This Independence Day, I’m mulling over the fact that love needs dependence too. My mind has certainly been influenced by the two books I have been reading in parallel. The first is Alain de Botton’s The Course of Love. To him, love is about what comes after the heady phase of courtship has ended. Much like the second half of Sairat, it is about trials and tribulations, patience and understanding. He writes about a fictitious couple, but they could be any of us actually. They ‘will marry’, he writes, ‘they will suffer, they will frequently worry about money, they will have a girl first, then a boy, one of them will have an affair; there will be passages of boredom, they’ll sometimes want to murder one another and on a few occasions to kill themselves. This will be the real love story.’ Love then becomes about shared dependence, about a willingness to reveal our most fragile and vulnerable selves to the other; empathy when the other does the same, and a doggedness to work through life together.

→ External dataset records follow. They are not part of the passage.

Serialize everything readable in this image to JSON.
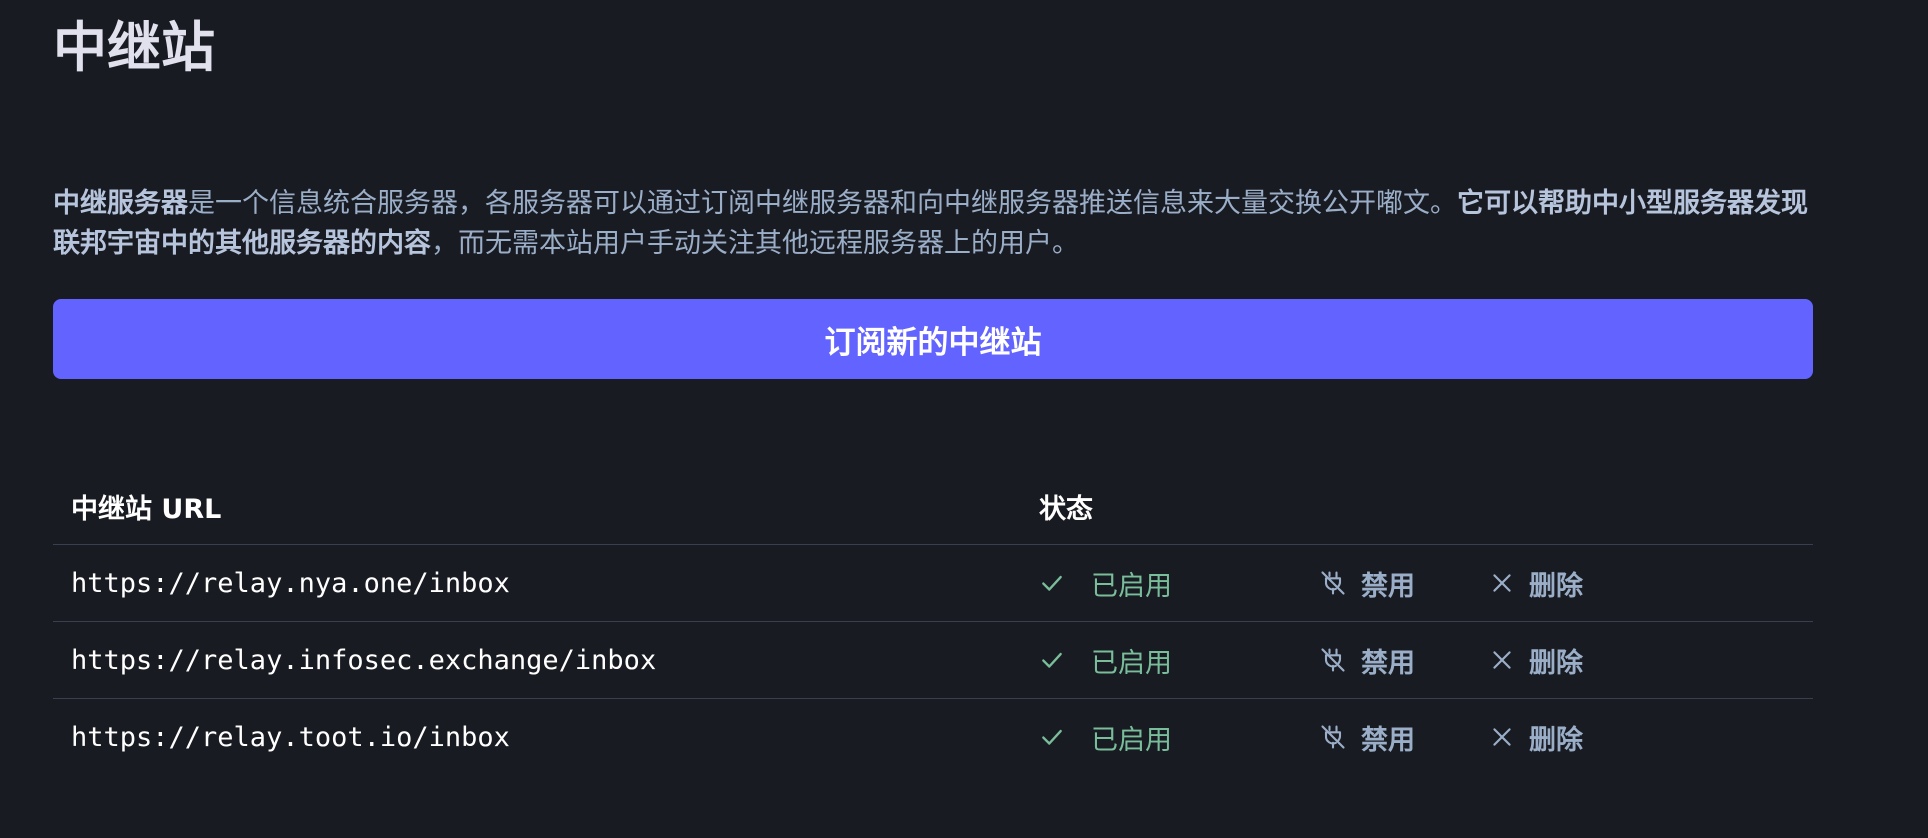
{
  "page": {
    "title": "中继站",
    "description": {
      "part1_bold": "中继服务器",
      "part2": "是一个信息统合服务器，各服务器可以通过订阅中继服务器和向中继服务器推送信息来大量交换公开嘟文。",
      "part3_bold": "它可以帮助中小型服务器发现联邦宇宙中的其他服务器的内容",
      "part4": "，而无需本站用户手动关注其他远程服务器上的用户。"
    },
    "subscribe_button_label": "订阅新的中继站"
  },
  "table": {
    "headers": {
      "url": "中继站 URL",
      "status": "状态"
    },
    "rows": [
      {
        "url": "https://relay.nya.one/inbox",
        "status": "已启用",
        "disable_label": "禁用",
        "delete_label": "删除"
      },
      {
        "url": "https://relay.infosec.exchange/inbox",
        "status": "已启用",
        "disable_label": "禁用",
        "delete_label": "删除"
      },
      {
        "url": "https://relay.toot.io/inbox",
        "status": "已启用",
        "disable_label": "禁用",
        "delete_label": "删除"
      }
    ]
  },
  "icons": {
    "status": "check-icon",
    "disable": "plug-off-icon",
    "delete": "close-icon"
  },
  "colors": {
    "background": "#191b22",
    "accent": "#6364ff",
    "enabled": "#79bd9a",
    "secondary_text": "#9baec8"
  }
}
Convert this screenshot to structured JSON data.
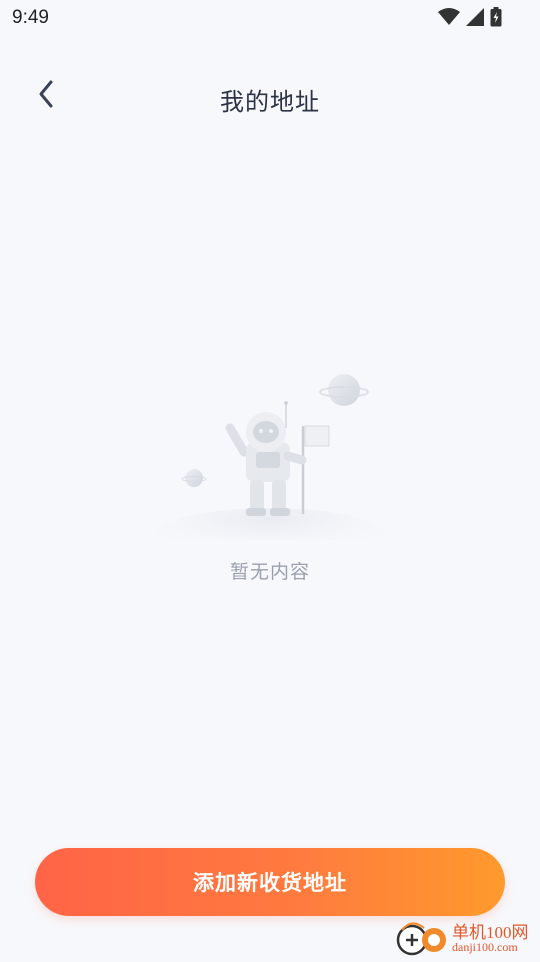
{
  "status_bar": {
    "time": "9:49",
    "icons": [
      "wifi-icon",
      "signal-icon",
      "battery-charging-icon"
    ]
  },
  "header": {
    "title": "我的地址",
    "back_icon": "chevron-left-icon"
  },
  "empty_state": {
    "illustration": "astronaut-on-moon-illustration",
    "message": "暂无内容"
  },
  "footer": {
    "add_button_label": "添加新收货地址"
  },
  "watermark": {
    "site_name": "单机100网",
    "site_url": "danji100.com"
  },
  "colors": {
    "background": "#f7f8fc",
    "title": "#2d3346",
    "empty_text": "#9aa0ad",
    "button_gradient_start": "#ff6446",
    "button_gradient_end": "#ff9a2c"
  }
}
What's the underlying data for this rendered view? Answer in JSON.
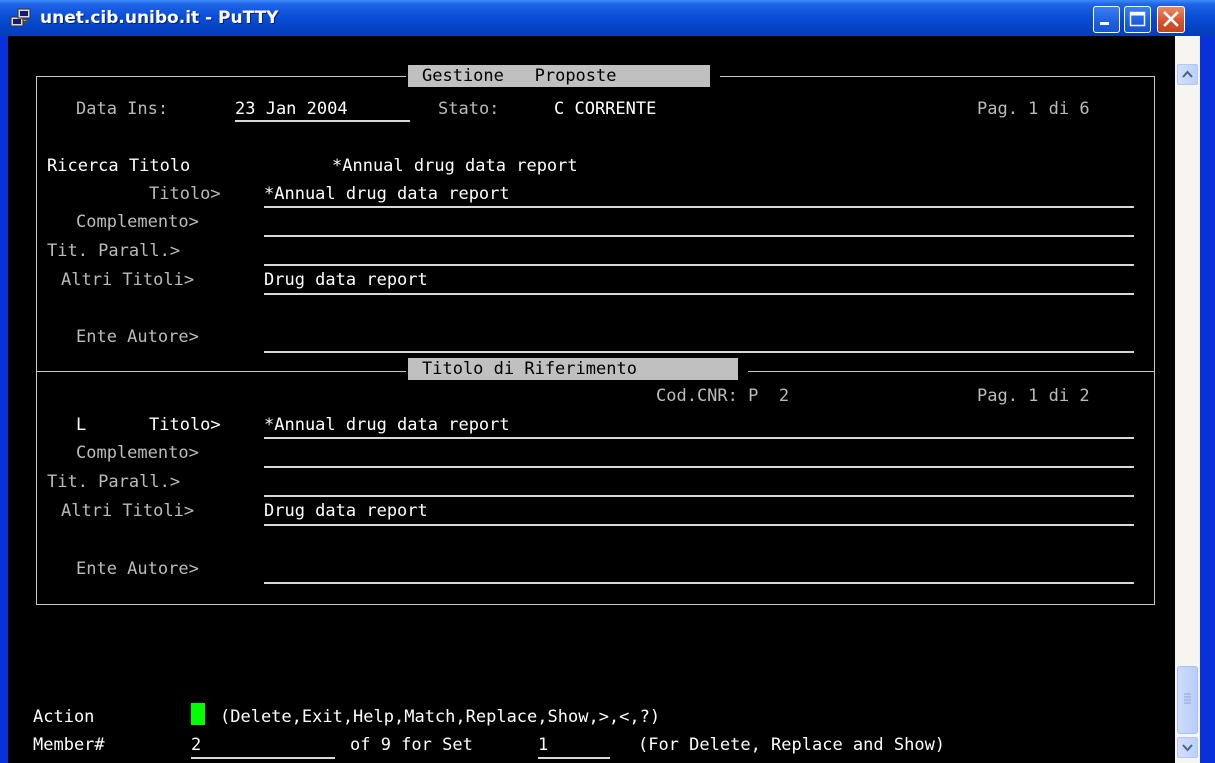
{
  "window": {
    "title": "unet.cib.unibo.it - PuTTY"
  },
  "form": {
    "section1_title_a": "Gestione",
    "section1_title_b": "Proposte",
    "data_ins_label": "Data Ins:",
    "data_ins_value": "23 Jan 2004",
    "stato_label": "Stato:",
    "stato_value": "C CORRENTE",
    "page1": "Pag. 1 di 6",
    "ricerca_label": "Ricerca Titolo",
    "ricerca_value": "*Annual drug data report",
    "fields1": [
      {
        "label": "Titolo>",
        "value": "*Annual drug data report"
      },
      {
        "label": "Complemento>",
        "value": ""
      },
      {
        "label": "Tit. Parall.>",
        "value": ""
      },
      {
        "label": "Altri Titoli>",
        "value": "Drug data report"
      }
    ],
    "ente_label": "Ente Autore>",
    "ente_value1": "",
    "section2_title": "Titolo di Riferimento",
    "codcnr": "Cod.CNR: P  2",
    "page2": "Pag. 1 di 2",
    "l_marker": "L",
    "fields2": [
      {
        "label": "Titolo>",
        "value": "*Annual drug data report"
      },
      {
        "label": "Complemento>",
        "value": ""
      },
      {
        "label": "Tit. Parall.>",
        "value": ""
      },
      {
        "label": "Altri Titoli>",
        "value": "Drug data report"
      }
    ],
    "ente_value2": ""
  },
  "commandline": {
    "action_label": "Action",
    "action_options": "(Delete,Exit,Help,Match,Replace,Show,>,<,?)",
    "member_label": "Member#",
    "member_value": "2",
    "of_text": "of 9 for Set",
    "set_value": "1",
    "hint": "(For Delete, Replace and Show)"
  },
  "colors": {
    "cursor": "#00ff00",
    "terminal_bg": "#000000",
    "titlebar": "#0a4fd8"
  }
}
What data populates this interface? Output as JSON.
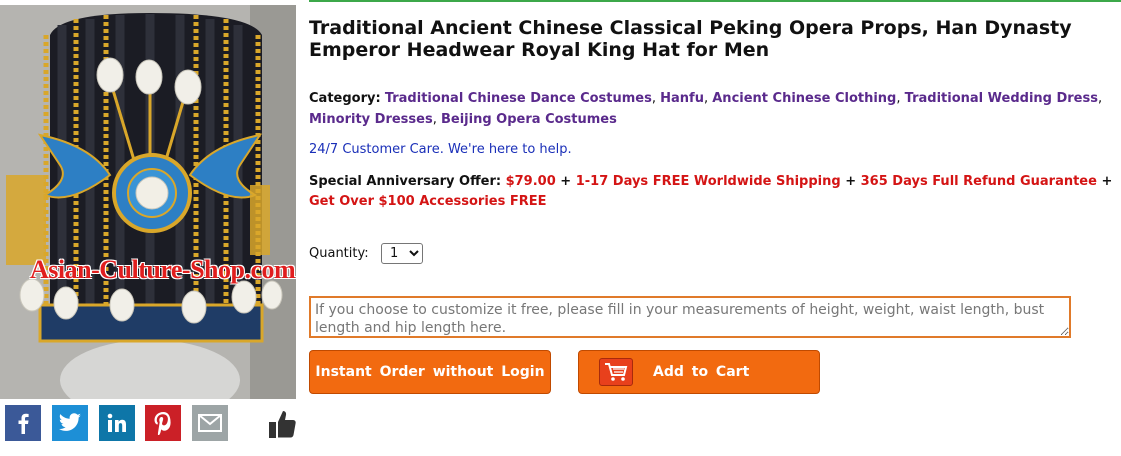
{
  "product": {
    "title": "Traditional Ancient Chinese Classical Peking Opera Props, Han Dynasty Emperor Headwear Royal King Hat for Men",
    "watermark": "Asian-Culture-Shop.com"
  },
  "category": {
    "label": "Category:",
    "links": [
      "Traditional Chinese Dance Costumes",
      "Hanfu",
      "Ancient Chinese Clothing",
      "Traditional Wedding Dress",
      "Minority Dresses",
      "Beijing Opera Costumes"
    ],
    "separator": ","
  },
  "care": "24/7 Customer Care. We're here to help.",
  "offer": {
    "label": "Special Anniversary Offer:",
    "price": "$79.00",
    "plus": "+",
    "shipping": "1-17 Days FREE Worldwide Shipping",
    "refund": "365 Days Full Refund Guarantee",
    "accessories": "Get Over $100 Accessories FREE"
  },
  "quantity": {
    "label": "Quantity:",
    "selected": "1"
  },
  "customize": {
    "placeholder": "If you choose to customize it free, please fill in your measurements of height, weight, waist length, bust length and hip length here."
  },
  "buttons": {
    "instant_order": "Instant Order without Login",
    "add_to_cart": "Add to Cart"
  },
  "share": {
    "icons": [
      "facebook-icon",
      "twitter-icon",
      "linkedin-icon",
      "pinterest-icon",
      "email-icon",
      "thumbs-up-icon"
    ]
  },
  "colors": {
    "accent_orange": "#f26a10",
    "link_purple": "#5a2a8c",
    "offer_red": "#d41414",
    "care_blue": "#1a2fb8",
    "top_line_green": "#3ca84a"
  }
}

Siddhartha Mukherjee’s The Gene talks about dependence of a wholly different kind — one that comes from our genes. It is a magnificent sweep of the history, geography and future of genetics, a compendium as well as a prophecy of the hope and perils ahead. If we can read and write our own genetic futures, what are the moral implications of this tinkering? Life ahead will be all about choices based on DNA, for those that can afford them. As Siddhartha asked us in Mumbai, during an event to launch the book, if you knew in advance that your unborn child had a 10 per cent chance of having Asperger’s, but also a 10 per cent chance of becoming the next Steve Jobs, what would you do? He writes in The Gene that in this kind of future, ‘illness might progressively vanish but so might identity. Grief might be diminished, but so might tenderness. Traumas might be erased but so might history’.
Farewell Gallery Maskara
After the passing of his beloved father, Abhay Maskara has decided to shut his gallery. It is exactly 10 years after he began it and changed the local contemporary art scene. The gallery’s final show, Time, is on view until September and I urge all of you to go see it. It is a tribute to all the artists and Abhay’s infectious energy, that made the cotton-warehouse-turned-art-gallery — incongruously stuck between local shops on Colaba’s 3rd Pasta Lane — such a fascinating home for the avant-garde.
All the hits are here. Max Stretcher’s gigantic inflatable dolls suspended 50-feet high, works by Narendra Yadav, Shine Shivan, Prashant Pandey and T. Venkanna, Maskara’s prodigy. Venky’s two self-portraits — nudes — feature him looking at us directly while his body is reflected in a mirror opposite. On the other side of the mirror, Andy Warhol is hanging out, almost imperceptibly. Maskara’s energy made his gallery a mini Mumbai version of Warhol’s Factory over the past few years. Now that it’s gone, where will all the renegades go?